Gilenya may also cause serious allergic reactions, including anaphylaxis. Watch out for the telltale signs of allergies, including:
In this event, contact 911 immediately.
Basal Cell Carcinoma is a form of skin cancer that could develop while using Gilenya. This condition is marked by the following symptoms:
If new skin lesions develop, set up an appointment with your medical provider right away.
Familial and Personal Medical History
Not all patients tolerate this medicine. To decrease the risk of adverse reactions, you should tell your doctor if you have or a family member has a history of:
Patients who are at an increased risk of the side effects of Gilenya are usually monitored overnight during the first round of treatment.
Gilenya is not recommended for expecting mothers as this medicine could cause serious injury to an unborn baby. As an extra precaution, female users are advised to start birth control to prevent pregnancy.
If you stop using this medicine and attempt to get pregnant, allow at least 8 weeks after discontinuation before trying. Continue using birth control medicines within this timeframe until your doctor provides the go-ahead to stop use.
In the event you do get pregnant while using Gilenya, tell your medical specialist immediately.
Gilenya is not recommended for patients under the age of 18 years old.
To summarize the risks, Gilenya may cause:
Gilenya can be safely kept at a room temperature of 15°C to 30°C (59°F to 86°F).
Keep away from:
Additionally, place this medicine out of the reach of children. In the event of an accidental dosage, call 911. Another great resource for overdose is the American Association of Poison Control Centers, available around the clock at 1 800) 222-1222.
Gilenya is suggested for relapsing MS in adults. This prescription-only medicine is not considered a cure. However, it postpones the disabling effects of multiple sclerosis and lowers the number of flare-ups experienced by patients. In fact, medical researchers report that MS patients who take this medicine for at least two years typically experienced a significantly reduced number of relapses. Gilenya potentially cuts these flare-ups in half.
Multiple sclerosis is a disabling disease where the nerve fibers are attacked by cells known as lymphocytes.
When taking the first dose of Gilenya, it is expected that the heart rate will slow down. To mitigate the risk of Bradycardia, as this condition is otherwise known, doctors prescribe the first dose in a controlled hospital setting. Patients are observed for approximately 6 hours to ensure the heart rate is normal before sending patients home. Patients who temporarily discontinue the treatment will need to be monitored again if treatment is reinitiated.
Patients are also highly susceptible to contracting new infections because this medicine lowers the white blood cell count. As such, patients are usually told to stay away from Immunizations or anyone who is sick.
Other risk factors when taking this medicine include progressive multifocal leukoencephalopathy, macular edema, and skin cancer. It is therefore vital that patients keep all appointments with their respective healthcare provider. Precautions are also provided in the insert label, which tells you when it's time to call a doctor.
Additionally, Gilenya may cause fetal harm, and is therefore not recommended for pregnant or nursing mothers.

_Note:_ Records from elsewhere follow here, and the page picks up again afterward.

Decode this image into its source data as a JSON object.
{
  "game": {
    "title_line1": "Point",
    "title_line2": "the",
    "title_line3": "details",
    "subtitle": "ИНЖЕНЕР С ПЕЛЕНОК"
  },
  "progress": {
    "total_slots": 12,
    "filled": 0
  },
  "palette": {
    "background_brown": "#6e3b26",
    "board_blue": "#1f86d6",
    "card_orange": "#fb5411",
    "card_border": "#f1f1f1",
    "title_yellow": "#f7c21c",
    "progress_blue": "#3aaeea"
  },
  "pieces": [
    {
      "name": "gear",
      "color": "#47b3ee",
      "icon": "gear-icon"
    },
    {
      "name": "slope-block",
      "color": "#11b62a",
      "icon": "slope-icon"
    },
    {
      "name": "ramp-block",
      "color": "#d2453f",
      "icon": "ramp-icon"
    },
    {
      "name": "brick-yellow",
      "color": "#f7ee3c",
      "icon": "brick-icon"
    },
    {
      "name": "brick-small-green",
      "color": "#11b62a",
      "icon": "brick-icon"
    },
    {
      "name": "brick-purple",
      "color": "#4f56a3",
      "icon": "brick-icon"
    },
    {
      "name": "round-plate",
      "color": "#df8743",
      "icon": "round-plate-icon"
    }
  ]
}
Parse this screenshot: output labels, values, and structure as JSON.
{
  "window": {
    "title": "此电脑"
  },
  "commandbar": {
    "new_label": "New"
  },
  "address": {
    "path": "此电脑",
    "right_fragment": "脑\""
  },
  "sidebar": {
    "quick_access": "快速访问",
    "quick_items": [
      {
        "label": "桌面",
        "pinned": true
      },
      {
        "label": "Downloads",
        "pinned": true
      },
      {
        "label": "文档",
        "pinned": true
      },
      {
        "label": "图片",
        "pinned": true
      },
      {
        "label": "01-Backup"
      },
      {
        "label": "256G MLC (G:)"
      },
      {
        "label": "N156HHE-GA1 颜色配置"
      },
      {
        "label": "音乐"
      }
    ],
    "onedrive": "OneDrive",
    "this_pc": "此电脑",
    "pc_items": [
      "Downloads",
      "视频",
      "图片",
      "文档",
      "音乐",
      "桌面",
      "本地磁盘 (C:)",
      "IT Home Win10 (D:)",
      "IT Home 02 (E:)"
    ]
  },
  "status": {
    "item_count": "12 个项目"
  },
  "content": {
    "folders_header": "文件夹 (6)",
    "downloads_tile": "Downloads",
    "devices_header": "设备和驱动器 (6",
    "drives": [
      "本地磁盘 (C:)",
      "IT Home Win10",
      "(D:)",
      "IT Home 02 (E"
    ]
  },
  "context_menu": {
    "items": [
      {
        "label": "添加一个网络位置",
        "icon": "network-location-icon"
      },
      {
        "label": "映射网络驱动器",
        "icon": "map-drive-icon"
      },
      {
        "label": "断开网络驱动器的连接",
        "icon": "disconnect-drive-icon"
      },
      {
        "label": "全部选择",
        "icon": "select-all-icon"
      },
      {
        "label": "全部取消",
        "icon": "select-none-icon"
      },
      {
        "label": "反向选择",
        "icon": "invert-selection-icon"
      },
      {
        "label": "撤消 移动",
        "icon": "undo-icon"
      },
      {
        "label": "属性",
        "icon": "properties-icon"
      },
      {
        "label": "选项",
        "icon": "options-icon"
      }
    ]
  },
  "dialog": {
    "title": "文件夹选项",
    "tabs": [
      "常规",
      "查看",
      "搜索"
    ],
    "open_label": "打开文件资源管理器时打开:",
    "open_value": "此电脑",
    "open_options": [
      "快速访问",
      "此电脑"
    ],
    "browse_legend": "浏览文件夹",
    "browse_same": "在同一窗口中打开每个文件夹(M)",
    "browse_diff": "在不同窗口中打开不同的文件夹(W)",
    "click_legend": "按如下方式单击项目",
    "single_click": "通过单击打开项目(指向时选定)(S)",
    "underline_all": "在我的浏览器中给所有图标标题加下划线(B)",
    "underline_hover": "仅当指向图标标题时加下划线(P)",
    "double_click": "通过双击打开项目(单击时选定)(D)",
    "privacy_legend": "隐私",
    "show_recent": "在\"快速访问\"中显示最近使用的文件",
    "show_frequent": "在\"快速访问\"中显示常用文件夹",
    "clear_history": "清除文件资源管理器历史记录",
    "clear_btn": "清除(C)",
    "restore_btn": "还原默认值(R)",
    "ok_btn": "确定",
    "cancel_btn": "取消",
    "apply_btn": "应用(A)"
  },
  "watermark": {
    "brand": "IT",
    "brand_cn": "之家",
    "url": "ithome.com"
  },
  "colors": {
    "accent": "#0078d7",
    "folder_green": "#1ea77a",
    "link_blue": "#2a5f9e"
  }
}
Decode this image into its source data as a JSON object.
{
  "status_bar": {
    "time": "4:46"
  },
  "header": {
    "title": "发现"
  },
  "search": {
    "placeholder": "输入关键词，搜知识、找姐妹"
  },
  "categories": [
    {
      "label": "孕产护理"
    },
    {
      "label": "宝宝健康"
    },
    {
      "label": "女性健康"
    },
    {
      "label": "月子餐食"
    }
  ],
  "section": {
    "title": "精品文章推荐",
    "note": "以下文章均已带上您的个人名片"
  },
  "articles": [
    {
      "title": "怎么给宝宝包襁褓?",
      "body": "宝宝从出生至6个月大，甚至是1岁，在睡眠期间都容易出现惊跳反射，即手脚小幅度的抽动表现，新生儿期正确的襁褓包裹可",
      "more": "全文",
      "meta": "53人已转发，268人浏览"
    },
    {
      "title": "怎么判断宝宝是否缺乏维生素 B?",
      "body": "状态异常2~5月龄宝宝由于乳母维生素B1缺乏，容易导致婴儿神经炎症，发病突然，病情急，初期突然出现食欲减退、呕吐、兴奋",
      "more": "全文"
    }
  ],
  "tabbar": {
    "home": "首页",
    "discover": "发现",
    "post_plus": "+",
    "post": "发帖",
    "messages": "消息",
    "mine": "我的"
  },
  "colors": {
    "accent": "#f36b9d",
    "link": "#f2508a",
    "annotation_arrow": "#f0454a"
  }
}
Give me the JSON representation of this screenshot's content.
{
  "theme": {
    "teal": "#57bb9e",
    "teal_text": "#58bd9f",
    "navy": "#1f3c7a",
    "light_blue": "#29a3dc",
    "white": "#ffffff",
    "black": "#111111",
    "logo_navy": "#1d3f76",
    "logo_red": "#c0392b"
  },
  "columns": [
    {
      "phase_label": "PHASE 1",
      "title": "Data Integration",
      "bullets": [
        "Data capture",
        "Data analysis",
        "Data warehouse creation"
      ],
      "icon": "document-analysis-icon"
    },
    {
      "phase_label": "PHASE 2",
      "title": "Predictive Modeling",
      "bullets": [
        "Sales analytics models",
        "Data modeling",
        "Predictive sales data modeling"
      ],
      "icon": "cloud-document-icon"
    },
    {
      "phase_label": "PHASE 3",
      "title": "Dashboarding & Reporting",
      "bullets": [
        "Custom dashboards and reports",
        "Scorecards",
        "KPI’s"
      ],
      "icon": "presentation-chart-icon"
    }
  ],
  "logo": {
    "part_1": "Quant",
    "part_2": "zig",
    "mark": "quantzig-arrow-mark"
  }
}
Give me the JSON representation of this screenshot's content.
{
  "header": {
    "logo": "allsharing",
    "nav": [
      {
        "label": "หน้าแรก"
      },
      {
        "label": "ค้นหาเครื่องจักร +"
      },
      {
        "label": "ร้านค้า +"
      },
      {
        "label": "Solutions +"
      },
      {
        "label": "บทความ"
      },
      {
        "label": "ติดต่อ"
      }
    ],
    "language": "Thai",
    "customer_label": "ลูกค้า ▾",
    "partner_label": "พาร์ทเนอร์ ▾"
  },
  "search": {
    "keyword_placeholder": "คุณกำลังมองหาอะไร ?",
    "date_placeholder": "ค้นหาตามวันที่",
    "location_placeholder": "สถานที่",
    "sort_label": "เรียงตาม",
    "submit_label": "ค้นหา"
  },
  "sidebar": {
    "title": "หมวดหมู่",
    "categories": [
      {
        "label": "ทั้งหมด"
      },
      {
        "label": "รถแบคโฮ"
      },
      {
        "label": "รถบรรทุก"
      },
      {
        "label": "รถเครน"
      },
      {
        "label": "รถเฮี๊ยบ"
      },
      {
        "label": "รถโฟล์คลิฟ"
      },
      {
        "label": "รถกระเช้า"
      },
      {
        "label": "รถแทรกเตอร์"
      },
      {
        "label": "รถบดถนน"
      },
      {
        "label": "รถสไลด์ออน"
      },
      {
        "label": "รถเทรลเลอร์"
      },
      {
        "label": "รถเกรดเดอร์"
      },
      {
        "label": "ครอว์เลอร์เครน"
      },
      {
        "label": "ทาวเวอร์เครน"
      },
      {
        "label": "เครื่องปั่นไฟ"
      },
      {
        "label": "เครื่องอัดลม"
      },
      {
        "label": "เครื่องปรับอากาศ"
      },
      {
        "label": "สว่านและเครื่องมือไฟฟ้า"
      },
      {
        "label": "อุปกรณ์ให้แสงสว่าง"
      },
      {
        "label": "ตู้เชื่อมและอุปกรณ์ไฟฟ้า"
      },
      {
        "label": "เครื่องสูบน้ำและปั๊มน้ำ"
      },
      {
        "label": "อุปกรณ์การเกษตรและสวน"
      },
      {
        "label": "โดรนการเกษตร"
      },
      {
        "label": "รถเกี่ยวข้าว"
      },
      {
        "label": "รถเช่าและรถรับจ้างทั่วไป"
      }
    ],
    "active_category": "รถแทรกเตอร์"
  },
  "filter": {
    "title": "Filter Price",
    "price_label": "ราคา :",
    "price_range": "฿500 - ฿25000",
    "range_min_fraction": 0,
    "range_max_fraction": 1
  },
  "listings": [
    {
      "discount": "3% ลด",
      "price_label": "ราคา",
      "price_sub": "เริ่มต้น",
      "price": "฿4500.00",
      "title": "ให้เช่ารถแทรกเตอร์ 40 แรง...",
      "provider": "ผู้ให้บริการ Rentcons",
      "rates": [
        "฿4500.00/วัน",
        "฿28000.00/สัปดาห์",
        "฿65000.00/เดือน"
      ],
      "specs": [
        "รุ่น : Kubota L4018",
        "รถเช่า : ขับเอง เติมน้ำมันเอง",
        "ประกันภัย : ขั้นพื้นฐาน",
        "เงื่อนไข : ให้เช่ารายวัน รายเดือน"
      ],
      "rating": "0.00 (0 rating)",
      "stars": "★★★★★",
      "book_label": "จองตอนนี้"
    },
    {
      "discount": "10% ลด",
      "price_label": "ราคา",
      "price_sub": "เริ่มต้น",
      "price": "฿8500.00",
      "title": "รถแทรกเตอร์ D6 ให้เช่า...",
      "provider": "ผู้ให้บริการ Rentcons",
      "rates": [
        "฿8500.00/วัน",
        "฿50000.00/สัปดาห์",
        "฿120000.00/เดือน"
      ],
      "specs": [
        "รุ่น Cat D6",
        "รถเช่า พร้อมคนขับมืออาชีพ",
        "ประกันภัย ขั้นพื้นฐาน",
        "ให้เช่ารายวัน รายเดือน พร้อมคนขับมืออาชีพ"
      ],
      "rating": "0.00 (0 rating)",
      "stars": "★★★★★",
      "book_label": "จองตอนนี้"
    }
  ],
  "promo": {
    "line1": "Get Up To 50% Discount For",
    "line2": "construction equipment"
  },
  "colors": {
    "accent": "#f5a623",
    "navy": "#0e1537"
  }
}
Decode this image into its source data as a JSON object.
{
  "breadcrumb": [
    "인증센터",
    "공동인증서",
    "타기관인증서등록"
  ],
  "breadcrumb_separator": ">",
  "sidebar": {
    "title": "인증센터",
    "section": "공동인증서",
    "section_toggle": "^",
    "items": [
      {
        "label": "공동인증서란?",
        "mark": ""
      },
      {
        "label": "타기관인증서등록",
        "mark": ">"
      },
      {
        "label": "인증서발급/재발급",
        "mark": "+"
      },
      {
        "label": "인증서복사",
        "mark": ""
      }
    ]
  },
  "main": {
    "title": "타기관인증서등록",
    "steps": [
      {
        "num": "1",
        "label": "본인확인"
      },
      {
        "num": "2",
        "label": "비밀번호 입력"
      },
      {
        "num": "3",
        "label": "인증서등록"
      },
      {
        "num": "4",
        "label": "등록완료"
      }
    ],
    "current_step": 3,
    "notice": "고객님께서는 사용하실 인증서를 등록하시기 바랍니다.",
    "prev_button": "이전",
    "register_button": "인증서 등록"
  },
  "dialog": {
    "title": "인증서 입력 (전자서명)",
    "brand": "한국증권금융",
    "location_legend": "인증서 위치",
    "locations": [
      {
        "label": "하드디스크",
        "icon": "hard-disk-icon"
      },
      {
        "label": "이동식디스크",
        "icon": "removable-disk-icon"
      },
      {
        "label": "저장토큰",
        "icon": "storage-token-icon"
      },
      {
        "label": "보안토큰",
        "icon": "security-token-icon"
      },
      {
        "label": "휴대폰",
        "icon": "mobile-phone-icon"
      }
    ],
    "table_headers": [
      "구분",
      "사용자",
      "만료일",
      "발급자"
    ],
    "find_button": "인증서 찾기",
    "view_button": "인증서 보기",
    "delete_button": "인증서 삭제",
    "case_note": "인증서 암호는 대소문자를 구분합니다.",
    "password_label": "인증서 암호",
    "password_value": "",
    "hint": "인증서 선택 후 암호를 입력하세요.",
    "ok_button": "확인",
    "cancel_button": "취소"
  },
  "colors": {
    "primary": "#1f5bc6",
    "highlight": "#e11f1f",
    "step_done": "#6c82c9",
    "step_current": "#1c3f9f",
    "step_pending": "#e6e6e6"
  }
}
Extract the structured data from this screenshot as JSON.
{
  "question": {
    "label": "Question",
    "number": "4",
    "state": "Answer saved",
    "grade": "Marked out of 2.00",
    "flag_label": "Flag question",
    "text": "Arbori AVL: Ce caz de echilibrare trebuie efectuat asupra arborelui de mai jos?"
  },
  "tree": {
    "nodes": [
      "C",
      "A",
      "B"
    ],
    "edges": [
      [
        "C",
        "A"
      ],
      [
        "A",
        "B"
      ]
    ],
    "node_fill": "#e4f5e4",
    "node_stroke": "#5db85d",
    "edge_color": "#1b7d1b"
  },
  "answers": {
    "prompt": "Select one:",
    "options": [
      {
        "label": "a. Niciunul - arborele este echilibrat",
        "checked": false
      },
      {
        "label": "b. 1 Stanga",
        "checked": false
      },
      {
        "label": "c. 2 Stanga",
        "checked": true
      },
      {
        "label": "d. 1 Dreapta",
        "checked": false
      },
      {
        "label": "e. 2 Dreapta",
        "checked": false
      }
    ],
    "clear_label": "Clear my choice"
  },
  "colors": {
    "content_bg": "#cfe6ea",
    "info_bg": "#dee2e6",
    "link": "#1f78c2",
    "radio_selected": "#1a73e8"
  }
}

A contraception should be in effect when using this medicine to stop pregnancy.
Gilenya ultimately offers promising results for patients with MS. It postpones the accrual of physical disabilities and helps patients enjoy a better quality of life.